- Photo printers are similar to inkjet printers but are designed specifically to print high-quality photos, which require a lot of ink and special paper to ensure the ink doesn't smear.
Older printer types
There are a few first-generation printer types that are outdated and rarely used today:
- Dot matrix printer: Dot matrix printing is an older impact printer technology for text documents that strikes the paper one line at a time. Dot matrix printers offer very basic print quality.
- Line printer: A line printer prints a single line of text at a time. While an older form of printing, line printers are still in use today.
Features to look for in a printer
The four printer qualities of most interest to users are:
- Color: Most modern printers offer color printing. However, they can also be set to print in black and white. Color printers are more expensive to operate since they use two ink cartridges -- one color and one black ink -- or toners that need to be replaced after a certain number of pages are printed. Printing ink cartridges or toner cartridges are comprised of black, cyan, magenta and yellow ink. The ink can be mixed together, or it may come in separate monochrome solid ink printer cartridges, depending on the type of printer.
- Resolution: Printer resolution -- the sharpness of text and images on paper -- is usually measured in dots per inch (dpi). Most inexpensive printers provide sufficient resolution for most purposes at 600 dpi.
- Speed: If a user does a lot of printing, printing speed is an important feature. Inexpensive printers print only about 3 to 6 sheets per minute. However, faster printing speeds are an option with a more sophisticated, expensive printer.
- Memory: Most printers come with a small amount of memory -- typically 2-16 megabytes- that can be expanded by the user. Having more than the minimum amount of memory is helpful and faster when printing out pages with large images.
Printer I/O interfaces
Printer languages are commands from the computer to the printer to tell the printer how to format the document being printed. These commands manage font size, graphics, compression of data sent to the printer, color, etc. The two most popular printer languages are Postscript and Printer Control Language.
Postscript is a printer language that uses English phrases and programmatic constructions to describe the appearance of a printed page to the printer. Adobe developed the printer language in 1985, and introduced new features such as outline fonts and vector graphics which can be printed with a plotter.
Printers now come from the factory with (or can be loaded with) Postscript support. Postscript is not restricted to printers. It can be used with any device that creates an image using dots such as screen displays, slide recorders and image-setters.

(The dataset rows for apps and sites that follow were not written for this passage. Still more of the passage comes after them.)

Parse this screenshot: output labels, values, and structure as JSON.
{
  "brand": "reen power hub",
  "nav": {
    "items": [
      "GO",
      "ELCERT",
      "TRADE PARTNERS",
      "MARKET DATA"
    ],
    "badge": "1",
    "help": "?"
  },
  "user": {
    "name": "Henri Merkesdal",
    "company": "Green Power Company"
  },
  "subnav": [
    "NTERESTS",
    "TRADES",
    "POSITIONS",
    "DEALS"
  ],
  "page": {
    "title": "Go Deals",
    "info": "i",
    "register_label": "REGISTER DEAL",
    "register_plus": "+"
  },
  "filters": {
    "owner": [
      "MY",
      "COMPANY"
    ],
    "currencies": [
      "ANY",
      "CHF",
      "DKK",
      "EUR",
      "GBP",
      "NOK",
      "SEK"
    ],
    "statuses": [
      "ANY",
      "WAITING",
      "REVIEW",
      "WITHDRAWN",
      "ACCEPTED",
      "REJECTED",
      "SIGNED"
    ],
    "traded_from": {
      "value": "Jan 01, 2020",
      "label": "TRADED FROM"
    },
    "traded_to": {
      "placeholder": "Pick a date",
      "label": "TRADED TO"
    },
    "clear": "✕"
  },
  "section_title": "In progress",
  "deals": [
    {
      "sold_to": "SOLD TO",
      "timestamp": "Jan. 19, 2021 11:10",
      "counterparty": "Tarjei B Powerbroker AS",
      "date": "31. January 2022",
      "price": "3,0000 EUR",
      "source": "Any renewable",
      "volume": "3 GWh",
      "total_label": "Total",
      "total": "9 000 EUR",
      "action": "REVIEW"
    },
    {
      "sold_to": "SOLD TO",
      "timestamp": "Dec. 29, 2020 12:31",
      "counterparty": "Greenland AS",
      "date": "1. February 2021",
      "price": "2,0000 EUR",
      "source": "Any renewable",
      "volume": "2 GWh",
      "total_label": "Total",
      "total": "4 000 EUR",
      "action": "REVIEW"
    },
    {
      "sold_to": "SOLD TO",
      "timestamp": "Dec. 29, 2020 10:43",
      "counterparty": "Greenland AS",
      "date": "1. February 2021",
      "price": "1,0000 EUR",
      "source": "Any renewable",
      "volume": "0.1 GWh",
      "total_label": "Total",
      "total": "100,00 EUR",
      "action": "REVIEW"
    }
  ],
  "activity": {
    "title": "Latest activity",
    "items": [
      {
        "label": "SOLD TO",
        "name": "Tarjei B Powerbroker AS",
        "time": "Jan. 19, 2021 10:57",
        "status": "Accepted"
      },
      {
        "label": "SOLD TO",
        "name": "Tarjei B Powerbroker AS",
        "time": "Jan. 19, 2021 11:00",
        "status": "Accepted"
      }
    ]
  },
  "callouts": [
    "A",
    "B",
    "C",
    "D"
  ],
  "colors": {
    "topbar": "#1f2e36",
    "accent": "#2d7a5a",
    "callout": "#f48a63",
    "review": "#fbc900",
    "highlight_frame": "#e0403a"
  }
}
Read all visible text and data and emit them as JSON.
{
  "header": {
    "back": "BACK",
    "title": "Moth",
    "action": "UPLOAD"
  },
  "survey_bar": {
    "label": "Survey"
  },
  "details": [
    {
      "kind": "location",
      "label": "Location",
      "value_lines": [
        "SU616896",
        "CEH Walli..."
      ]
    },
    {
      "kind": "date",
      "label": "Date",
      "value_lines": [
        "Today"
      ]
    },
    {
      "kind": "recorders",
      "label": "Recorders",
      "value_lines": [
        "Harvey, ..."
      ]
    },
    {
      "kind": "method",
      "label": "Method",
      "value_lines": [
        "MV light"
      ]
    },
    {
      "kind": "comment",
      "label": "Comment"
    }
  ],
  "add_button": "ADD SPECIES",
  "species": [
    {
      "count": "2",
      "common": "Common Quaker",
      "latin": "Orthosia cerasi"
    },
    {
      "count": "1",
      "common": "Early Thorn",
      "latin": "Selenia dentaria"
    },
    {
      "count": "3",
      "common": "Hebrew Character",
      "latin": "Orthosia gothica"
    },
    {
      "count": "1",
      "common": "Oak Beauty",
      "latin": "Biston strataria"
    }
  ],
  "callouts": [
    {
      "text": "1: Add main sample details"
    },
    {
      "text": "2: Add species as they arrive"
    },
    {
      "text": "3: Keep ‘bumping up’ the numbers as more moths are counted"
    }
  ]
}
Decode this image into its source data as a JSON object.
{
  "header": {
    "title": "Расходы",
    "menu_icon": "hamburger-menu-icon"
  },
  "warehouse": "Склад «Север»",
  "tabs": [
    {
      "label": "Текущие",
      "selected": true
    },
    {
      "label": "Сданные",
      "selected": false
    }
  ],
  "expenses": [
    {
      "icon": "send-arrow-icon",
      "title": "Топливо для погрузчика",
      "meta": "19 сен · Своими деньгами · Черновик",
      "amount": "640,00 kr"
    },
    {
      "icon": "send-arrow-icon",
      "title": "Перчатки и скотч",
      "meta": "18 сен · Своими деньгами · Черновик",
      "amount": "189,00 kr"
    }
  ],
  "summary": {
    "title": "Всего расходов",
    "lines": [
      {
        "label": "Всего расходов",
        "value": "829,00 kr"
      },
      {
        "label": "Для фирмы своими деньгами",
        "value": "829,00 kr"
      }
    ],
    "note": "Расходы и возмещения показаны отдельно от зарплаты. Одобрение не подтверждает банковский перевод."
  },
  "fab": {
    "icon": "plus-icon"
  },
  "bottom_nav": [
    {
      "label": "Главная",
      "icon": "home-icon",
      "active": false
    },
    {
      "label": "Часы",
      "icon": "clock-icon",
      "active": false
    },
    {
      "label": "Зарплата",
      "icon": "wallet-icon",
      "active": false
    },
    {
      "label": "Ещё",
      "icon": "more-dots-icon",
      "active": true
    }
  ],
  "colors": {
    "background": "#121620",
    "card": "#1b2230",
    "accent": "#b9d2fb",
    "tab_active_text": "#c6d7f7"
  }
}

Printer Control Language (PCL)
PCL (Printer Control Language) is an escape code language used to send commands to the printer for printing documents. Escape code language has its name because the escape key begins the command sequence followed by a series of code numbers. HP originally devised PCL for dot matrix and inkjet printers.
Since its introduction, PCL has become an industry standard. Other manufacturers who sell HP clones have copied it. Some of these clones are very good, but there are small differences in the way they print a page compared to real HP printers.
In 1984, the original HP LaserJet printer was introduced using PCL, which helped change the appearance of low-cost printer documents from poor to exceptional quality.
Resident fonts are built into the hardware of a printer. They are also called internal fonts or built-in fonts.
All printers come with one or more resident fonts. Additional fonts can be added by inserting a font cartridge into the printer or installing soft fonts on the hard drive. Resident fonts cannot be erased, unlike soft fonts.
Soft fonts are installed onto the hard drive or flash drive and then sent to the computer's memory when a document is printed that uses the particular soft font. Soft fonts can be downloaded from the internet or purchased in stores.